In addition, Jones said the Arkansas Supreme Court applied the wrong standard of review in 1997 when considering whether a jury properly determined his death sentence.
Williams, meanwhile, also argued that his previous lawyers failed to present jurors with evidence of his difficult childhood, including sexual, physical and psychological abuse.
The court denied Jones' two stay requests without comment. Justice Sonia Sotomayor dissented from one of the two orders. Williams' petitions remained pending as of 6:30 p.m. CDT, less than two hours before he was scheduled to die.
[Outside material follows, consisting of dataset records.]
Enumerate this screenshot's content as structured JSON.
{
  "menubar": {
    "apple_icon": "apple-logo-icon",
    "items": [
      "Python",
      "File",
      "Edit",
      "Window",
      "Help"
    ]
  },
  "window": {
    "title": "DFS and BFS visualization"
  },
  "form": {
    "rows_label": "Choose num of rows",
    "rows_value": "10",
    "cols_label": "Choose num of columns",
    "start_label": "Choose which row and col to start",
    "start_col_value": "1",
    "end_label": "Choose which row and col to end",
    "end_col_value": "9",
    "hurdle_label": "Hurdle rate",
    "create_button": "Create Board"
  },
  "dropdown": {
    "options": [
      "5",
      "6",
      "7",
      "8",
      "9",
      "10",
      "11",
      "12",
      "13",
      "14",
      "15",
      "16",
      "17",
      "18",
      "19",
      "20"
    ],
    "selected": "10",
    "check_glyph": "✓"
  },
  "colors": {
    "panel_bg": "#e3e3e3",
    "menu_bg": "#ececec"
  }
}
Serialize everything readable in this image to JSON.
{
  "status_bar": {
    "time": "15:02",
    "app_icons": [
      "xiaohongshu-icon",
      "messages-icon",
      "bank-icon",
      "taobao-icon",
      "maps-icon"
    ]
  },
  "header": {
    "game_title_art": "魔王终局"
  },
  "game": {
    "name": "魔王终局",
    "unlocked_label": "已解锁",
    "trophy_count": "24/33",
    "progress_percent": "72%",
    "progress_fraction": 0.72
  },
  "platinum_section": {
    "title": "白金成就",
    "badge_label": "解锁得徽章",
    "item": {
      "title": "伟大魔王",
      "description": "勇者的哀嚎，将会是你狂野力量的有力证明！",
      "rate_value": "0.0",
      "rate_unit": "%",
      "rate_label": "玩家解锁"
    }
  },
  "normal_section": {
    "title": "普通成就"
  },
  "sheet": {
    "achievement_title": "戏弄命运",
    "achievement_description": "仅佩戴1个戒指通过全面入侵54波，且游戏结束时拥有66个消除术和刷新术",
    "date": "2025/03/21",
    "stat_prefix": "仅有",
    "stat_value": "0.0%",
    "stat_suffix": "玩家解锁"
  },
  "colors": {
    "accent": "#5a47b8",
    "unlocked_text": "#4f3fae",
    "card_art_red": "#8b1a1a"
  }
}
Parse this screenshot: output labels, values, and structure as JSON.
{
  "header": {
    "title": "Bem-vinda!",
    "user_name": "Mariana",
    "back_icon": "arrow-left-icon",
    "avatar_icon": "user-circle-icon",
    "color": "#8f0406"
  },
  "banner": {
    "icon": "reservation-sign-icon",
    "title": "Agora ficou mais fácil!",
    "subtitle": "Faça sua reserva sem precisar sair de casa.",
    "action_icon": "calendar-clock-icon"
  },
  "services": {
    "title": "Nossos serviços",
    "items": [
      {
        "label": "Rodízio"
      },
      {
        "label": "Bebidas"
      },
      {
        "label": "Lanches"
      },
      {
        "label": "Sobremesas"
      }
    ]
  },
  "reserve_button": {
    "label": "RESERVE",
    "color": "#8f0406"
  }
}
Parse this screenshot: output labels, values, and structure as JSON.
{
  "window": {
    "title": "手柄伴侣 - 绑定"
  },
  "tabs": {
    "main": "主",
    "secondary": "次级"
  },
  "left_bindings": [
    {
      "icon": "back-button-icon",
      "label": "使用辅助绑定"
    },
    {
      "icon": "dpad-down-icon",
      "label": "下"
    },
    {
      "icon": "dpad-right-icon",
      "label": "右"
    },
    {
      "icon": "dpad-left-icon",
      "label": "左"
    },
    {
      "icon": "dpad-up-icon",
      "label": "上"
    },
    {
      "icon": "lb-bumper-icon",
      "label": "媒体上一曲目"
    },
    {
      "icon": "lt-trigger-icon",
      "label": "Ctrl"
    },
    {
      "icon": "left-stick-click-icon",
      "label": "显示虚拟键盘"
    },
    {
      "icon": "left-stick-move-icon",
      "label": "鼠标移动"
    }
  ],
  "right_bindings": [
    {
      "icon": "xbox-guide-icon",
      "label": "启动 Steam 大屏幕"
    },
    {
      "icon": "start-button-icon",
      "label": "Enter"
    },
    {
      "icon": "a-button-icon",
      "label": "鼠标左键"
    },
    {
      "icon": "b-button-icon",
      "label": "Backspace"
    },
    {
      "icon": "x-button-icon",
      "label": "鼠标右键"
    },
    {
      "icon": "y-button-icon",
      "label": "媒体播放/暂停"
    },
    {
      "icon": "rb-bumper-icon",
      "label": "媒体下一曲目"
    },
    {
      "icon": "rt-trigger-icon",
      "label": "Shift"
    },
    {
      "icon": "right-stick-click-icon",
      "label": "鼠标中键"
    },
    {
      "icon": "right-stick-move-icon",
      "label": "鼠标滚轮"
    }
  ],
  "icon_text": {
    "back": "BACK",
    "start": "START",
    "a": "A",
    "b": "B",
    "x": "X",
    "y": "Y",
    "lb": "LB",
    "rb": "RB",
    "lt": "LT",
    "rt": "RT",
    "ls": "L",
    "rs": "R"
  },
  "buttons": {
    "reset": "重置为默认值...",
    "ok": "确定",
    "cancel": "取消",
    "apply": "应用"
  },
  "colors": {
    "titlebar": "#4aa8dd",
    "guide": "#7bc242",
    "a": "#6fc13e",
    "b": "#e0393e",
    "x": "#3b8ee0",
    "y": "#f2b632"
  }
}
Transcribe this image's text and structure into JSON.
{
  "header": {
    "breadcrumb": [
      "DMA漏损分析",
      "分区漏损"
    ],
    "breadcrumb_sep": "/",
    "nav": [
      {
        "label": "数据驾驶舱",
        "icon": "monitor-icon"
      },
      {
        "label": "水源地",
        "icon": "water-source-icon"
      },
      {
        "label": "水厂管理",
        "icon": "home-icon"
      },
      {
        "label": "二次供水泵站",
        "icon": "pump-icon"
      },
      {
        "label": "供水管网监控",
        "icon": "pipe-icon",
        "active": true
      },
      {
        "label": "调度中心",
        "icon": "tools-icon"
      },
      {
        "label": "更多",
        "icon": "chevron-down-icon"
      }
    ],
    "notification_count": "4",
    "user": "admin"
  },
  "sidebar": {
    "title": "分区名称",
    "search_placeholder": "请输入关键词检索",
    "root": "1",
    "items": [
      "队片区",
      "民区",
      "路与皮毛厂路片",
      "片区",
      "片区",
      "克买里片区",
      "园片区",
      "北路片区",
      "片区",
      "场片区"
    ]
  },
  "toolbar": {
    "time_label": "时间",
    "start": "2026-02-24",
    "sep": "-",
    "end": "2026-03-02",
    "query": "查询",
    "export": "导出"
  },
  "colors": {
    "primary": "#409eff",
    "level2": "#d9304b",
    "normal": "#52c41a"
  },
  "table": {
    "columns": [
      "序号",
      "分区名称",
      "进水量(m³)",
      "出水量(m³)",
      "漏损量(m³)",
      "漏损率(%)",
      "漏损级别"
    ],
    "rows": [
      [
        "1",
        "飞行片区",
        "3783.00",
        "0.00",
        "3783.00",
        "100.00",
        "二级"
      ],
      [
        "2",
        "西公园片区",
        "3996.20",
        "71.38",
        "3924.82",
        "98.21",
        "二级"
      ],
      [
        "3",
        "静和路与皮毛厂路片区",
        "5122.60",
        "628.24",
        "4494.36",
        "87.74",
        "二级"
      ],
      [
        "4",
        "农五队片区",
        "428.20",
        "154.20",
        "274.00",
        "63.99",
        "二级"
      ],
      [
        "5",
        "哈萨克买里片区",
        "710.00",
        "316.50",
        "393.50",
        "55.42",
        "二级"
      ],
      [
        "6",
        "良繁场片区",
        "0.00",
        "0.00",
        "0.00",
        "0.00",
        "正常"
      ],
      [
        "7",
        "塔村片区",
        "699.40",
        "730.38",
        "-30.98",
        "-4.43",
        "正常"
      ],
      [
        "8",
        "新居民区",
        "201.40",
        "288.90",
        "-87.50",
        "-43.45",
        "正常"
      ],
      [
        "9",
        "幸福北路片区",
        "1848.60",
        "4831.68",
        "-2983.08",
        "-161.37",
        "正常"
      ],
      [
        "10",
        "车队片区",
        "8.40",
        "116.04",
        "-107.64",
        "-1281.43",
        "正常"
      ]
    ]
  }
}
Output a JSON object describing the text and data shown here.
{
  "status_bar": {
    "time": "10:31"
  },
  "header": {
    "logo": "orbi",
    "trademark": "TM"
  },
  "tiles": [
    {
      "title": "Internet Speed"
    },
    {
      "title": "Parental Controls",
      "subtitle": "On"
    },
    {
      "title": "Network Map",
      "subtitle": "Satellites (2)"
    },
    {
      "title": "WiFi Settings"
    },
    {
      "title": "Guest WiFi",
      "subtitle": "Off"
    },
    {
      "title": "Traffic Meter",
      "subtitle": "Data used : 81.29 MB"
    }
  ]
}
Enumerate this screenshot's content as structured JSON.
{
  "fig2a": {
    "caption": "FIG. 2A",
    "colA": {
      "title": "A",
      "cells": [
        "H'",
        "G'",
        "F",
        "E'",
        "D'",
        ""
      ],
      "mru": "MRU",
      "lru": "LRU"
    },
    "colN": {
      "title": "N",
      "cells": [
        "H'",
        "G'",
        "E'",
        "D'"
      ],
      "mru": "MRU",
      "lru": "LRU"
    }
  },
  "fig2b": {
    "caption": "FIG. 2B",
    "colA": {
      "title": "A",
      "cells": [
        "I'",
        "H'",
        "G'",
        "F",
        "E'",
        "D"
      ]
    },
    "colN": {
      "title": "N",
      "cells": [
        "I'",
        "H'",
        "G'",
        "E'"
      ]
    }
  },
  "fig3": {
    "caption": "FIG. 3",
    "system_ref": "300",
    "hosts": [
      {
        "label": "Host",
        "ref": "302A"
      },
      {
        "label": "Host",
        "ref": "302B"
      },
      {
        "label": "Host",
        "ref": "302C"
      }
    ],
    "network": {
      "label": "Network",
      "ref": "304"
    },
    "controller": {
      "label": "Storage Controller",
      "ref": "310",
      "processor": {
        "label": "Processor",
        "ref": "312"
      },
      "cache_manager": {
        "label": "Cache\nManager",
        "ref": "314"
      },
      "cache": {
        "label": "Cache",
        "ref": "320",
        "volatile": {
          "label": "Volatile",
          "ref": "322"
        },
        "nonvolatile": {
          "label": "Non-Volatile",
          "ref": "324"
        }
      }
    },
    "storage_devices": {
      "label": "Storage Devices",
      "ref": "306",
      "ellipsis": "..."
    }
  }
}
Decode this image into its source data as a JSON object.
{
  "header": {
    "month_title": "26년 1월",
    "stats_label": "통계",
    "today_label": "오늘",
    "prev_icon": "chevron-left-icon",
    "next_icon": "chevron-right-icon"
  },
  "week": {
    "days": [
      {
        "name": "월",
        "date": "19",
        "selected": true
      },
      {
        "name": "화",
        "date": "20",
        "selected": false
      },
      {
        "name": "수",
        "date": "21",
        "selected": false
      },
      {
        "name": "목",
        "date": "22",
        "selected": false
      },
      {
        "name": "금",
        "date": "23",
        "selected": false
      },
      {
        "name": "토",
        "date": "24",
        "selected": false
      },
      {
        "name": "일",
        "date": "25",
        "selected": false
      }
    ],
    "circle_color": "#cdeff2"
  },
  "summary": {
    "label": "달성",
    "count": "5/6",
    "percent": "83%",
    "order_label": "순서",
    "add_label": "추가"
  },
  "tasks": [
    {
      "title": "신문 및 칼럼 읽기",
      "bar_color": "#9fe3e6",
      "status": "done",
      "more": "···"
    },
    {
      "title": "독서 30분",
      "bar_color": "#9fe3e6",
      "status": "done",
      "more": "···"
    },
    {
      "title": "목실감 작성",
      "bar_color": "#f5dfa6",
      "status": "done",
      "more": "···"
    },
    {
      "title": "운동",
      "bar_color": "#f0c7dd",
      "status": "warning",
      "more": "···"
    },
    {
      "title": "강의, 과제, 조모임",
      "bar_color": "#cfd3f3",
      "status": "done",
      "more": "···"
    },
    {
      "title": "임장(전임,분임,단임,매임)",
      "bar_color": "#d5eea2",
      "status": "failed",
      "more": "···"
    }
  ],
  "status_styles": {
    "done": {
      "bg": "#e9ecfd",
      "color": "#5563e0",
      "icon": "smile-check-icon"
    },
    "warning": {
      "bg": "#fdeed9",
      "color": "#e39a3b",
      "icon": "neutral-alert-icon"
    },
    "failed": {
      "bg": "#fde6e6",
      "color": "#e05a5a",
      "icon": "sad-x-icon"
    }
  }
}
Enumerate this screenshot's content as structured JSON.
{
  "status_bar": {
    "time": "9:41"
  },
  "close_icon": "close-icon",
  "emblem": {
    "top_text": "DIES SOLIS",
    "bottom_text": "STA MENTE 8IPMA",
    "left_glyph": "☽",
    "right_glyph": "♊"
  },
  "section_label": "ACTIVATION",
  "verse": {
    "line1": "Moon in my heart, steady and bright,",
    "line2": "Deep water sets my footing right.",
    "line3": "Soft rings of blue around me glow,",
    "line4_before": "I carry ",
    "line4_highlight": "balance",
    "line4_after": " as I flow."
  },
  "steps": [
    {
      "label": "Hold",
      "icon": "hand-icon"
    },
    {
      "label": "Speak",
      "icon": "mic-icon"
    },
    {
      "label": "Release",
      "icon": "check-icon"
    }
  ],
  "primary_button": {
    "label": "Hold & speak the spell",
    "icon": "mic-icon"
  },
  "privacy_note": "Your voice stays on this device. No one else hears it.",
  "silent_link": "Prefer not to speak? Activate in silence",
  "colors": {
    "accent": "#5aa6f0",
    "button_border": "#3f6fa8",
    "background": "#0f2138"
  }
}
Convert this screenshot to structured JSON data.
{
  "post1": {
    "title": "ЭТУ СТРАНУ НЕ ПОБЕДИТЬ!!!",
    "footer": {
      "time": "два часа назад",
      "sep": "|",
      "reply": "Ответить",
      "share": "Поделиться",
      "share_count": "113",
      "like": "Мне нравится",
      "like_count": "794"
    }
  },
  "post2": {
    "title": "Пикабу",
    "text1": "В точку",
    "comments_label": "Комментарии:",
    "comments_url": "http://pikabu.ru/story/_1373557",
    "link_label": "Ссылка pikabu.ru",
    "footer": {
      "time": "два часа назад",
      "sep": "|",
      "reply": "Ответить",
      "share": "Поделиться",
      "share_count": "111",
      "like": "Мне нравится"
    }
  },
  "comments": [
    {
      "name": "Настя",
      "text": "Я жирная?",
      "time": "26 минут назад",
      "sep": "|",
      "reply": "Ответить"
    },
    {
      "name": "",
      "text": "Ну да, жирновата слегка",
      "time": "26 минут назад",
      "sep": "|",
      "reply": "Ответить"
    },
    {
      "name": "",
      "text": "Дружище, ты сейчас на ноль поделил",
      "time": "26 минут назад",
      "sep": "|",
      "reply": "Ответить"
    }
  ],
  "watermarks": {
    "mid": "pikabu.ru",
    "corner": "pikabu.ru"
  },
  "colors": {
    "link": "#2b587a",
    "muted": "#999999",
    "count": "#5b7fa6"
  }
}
The inmates' likelihood of success may have diminished with the recent appointment of conservative U.S. Supreme Court Justice Neil Gorsuch.
Last week, the high court cleared the way for Arkansas to hold its first execution in 12 years, and the state executed murderer Ledell Lee.
Williams also filed an appeal with the Arkansas Supreme Court late on Monday, claiming his trial attorney plagiarized large swaths of his appellate brief without attribution.
The last time a state executed two inmates on the same day was 2000 in Texas.
Jones was scheduled to be put to death on Monday at 7 p.m. CDT (0000 GMT) at the Cummins Unit prison, about 75 miles (120 km) southeast of the state capital, Little Rock, for killing 34-year-old Mary Phillips and trying to murder her young daughter. Jones also was convicted of rape and murder in Florida.
Williams was tentatively scheduled to be executed at 8:15 p.m. CDT (0115 GMT on Tuesday) for the murder of 22-year-old Stacy Errickson. He also abducted and raped two other women.
The condemned pair were among eight inmates that Arkansas had initially planned to execute in 11 days this month, prompted by the impending expiration date of the state's supplies of midazolam.
The drug was used in flawed executions in Oklahoma and Arizona, where witnesses said the inmates writhed in apparent pain on the gurney. No problems were reported in Lee's execution on Thursday.
Four of the planned executions have been put on hold by court order, including two pending the outcome of a case heard on Monday by the U.S. Supreme Court.
The court's four liberal justices appeared sympathetic to the argument by Alabama death row inmate James McWilliams that he is entitled to a mental health assessment from an independent medical expert before he can be executed.
Arkansas has scheduled a final execution for April on Thursday.
The compressed schedule generated a wave of criticism and legal challenges, including a lawsuit from the company that distributes one of the drugs. McKesson Medical-Surgical Inc, a unit of McKesson Corp , said the state obtained its supplies under false pretenses, but the state's Supreme Court threw out that lawsuit last week.
(Reporting by Joseph Ax; Editing by Jonathan Oatis and Bill Trott)